It’s happened before. In the mid-1980s, the Vista International Hotel opened to great fanfare north of Bartle Hall — and nearly went bankrupt less than two years later. It took a series of purchases, new financing and millions in losses before the hotel gained its footing as the Marriott.
Other downtown hotels have needed public support to survive.
City Hall is already helping the new hotel: about $2.4 million in the first year and escalating over time. The money will come from an exclusive catering contract for the hotel. But if that business falls short, the city will have to find additional funds somewhere else. The hotel’s backers are also getting tax breaks and other aid.
All of this frustrates the usual opponents of public largesse for corporations. Some of them may try to put the project on the ballot.
If that happens, the voters’ calculus will be difficult and interesting. It’s easy to oppose public support for the hotel in the abstract, yet killing the deal would cost at least some medium-skill jobs. Taxpayer support for the Power & Light District is a troubling reality, yet how many voters — even now —would choose to return to what downtown used to be?
There isn’t much drama as the City Council approaches its decision this week.

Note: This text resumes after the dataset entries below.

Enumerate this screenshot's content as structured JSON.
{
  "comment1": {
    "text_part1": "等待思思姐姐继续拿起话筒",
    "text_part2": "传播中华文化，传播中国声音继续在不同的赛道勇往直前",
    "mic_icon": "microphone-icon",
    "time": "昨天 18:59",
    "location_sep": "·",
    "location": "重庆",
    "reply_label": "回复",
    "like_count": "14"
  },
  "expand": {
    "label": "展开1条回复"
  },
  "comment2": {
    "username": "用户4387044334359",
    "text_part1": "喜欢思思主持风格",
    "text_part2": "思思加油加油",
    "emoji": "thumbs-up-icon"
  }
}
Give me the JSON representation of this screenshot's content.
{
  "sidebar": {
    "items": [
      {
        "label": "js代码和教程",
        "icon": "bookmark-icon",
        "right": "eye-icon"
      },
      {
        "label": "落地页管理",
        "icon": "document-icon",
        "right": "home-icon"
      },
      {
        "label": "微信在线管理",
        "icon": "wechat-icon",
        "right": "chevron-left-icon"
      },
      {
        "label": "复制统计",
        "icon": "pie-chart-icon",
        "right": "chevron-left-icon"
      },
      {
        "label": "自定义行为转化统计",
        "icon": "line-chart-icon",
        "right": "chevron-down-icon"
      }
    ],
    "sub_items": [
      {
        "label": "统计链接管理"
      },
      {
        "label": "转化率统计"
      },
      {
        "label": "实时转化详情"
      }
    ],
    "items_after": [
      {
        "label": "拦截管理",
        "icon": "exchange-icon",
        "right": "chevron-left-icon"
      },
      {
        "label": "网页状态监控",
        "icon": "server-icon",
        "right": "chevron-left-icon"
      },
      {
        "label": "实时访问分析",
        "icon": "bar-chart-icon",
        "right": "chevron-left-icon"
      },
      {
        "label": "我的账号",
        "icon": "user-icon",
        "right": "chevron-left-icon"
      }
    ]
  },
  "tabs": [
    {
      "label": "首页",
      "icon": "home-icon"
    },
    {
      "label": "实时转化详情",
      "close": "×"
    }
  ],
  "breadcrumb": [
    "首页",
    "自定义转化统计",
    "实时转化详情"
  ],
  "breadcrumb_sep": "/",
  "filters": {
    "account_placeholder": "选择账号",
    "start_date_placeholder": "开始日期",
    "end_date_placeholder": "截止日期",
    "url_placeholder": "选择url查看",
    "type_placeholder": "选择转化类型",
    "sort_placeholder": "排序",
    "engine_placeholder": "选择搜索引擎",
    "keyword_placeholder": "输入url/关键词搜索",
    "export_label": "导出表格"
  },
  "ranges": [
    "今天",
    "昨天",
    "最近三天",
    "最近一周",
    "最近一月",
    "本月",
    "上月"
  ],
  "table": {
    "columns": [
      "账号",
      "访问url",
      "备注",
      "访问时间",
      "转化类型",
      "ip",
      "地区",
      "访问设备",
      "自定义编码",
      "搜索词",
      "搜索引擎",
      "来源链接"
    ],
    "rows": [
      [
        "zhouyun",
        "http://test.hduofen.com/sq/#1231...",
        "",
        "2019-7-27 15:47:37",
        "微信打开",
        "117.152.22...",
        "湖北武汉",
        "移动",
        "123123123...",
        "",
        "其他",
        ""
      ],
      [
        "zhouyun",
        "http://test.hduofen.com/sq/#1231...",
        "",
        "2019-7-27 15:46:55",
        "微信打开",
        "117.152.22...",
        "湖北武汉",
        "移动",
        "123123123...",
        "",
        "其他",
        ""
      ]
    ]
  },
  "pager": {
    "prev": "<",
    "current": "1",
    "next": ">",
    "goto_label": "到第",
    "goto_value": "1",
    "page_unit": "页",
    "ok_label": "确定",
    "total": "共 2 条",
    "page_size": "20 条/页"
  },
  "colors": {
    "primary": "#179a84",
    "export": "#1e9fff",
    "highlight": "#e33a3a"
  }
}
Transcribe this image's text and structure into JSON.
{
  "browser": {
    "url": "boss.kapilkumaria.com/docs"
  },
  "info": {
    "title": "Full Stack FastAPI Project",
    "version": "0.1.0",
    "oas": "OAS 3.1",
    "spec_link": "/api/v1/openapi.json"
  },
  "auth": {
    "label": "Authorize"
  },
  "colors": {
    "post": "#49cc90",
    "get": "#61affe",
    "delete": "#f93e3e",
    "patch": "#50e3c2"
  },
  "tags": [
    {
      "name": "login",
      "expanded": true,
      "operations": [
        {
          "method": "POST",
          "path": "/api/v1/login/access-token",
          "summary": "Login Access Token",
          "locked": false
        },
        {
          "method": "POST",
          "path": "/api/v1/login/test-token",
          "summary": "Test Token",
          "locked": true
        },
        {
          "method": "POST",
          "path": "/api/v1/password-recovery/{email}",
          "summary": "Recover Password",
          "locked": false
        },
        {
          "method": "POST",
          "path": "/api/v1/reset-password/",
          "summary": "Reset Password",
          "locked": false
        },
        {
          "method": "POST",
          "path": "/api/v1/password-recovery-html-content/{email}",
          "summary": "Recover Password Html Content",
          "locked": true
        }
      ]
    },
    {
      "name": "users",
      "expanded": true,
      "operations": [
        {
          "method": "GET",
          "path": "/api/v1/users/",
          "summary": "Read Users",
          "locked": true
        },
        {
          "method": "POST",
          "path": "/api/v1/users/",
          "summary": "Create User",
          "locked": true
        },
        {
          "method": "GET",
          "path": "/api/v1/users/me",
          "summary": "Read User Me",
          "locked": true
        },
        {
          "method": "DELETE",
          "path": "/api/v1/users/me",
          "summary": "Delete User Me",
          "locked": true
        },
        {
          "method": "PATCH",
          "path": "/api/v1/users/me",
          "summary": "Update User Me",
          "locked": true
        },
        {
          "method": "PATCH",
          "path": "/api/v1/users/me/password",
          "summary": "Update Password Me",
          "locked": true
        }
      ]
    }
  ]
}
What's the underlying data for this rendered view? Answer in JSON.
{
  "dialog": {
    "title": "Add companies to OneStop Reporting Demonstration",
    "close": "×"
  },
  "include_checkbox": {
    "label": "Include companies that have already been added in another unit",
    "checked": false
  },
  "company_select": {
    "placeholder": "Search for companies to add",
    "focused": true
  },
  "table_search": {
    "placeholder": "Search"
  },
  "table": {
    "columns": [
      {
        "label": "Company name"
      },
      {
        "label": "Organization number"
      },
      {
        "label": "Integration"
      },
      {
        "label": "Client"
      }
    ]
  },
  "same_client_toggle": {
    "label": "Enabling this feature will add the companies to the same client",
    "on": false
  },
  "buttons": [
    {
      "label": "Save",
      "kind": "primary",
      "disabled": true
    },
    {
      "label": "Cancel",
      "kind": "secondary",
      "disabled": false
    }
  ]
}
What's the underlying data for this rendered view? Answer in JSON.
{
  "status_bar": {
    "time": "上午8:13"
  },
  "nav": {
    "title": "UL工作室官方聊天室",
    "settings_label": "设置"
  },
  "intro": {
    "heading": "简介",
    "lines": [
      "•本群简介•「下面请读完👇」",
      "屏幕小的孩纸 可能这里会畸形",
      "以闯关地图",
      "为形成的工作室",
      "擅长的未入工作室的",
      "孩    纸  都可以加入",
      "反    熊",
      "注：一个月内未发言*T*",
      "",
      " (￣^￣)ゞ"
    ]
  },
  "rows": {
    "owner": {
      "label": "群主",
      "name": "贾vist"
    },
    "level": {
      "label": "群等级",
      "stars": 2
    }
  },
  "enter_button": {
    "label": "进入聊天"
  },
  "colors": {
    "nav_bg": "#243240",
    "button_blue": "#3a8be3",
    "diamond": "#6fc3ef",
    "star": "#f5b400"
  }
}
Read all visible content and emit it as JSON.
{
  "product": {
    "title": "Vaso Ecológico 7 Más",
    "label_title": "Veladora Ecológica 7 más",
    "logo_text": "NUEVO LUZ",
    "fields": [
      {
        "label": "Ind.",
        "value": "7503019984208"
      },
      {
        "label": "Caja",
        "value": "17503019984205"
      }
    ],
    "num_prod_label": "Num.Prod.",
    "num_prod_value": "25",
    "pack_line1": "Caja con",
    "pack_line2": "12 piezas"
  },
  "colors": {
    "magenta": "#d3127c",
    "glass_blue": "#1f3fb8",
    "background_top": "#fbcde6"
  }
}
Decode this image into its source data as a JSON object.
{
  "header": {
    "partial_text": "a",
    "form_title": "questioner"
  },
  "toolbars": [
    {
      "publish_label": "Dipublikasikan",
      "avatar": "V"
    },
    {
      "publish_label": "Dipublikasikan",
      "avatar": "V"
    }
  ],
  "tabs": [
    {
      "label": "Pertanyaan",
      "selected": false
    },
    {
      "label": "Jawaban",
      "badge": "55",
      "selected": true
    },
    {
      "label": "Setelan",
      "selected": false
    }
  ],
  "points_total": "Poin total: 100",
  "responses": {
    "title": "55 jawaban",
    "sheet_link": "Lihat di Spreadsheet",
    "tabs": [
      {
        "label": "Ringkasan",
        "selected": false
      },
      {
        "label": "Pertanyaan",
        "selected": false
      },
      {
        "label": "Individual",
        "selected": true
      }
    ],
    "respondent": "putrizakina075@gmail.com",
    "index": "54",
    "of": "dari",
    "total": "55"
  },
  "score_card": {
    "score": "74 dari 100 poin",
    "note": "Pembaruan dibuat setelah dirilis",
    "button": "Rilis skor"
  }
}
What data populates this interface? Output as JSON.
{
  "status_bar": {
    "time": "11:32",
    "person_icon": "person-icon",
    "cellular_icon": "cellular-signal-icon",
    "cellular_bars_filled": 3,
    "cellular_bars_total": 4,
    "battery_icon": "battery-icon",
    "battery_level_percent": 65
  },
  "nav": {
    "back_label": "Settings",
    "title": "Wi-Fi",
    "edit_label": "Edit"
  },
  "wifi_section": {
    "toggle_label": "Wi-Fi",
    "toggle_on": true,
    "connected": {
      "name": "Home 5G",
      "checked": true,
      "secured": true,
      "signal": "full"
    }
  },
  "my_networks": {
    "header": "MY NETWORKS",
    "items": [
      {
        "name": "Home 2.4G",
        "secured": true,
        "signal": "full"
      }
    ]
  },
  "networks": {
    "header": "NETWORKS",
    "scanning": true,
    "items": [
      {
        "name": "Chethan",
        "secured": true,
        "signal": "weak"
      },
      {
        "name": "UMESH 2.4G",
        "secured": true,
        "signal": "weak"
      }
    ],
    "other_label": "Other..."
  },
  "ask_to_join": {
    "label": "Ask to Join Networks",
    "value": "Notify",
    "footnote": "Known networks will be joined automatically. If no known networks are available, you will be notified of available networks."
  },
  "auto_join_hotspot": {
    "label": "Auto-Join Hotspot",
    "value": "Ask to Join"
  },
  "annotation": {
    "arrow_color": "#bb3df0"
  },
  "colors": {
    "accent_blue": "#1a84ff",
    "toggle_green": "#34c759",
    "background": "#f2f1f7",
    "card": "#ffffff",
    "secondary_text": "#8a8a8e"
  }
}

Kansas City will soon get another hotel for its skyline, and it will struggle to breathe.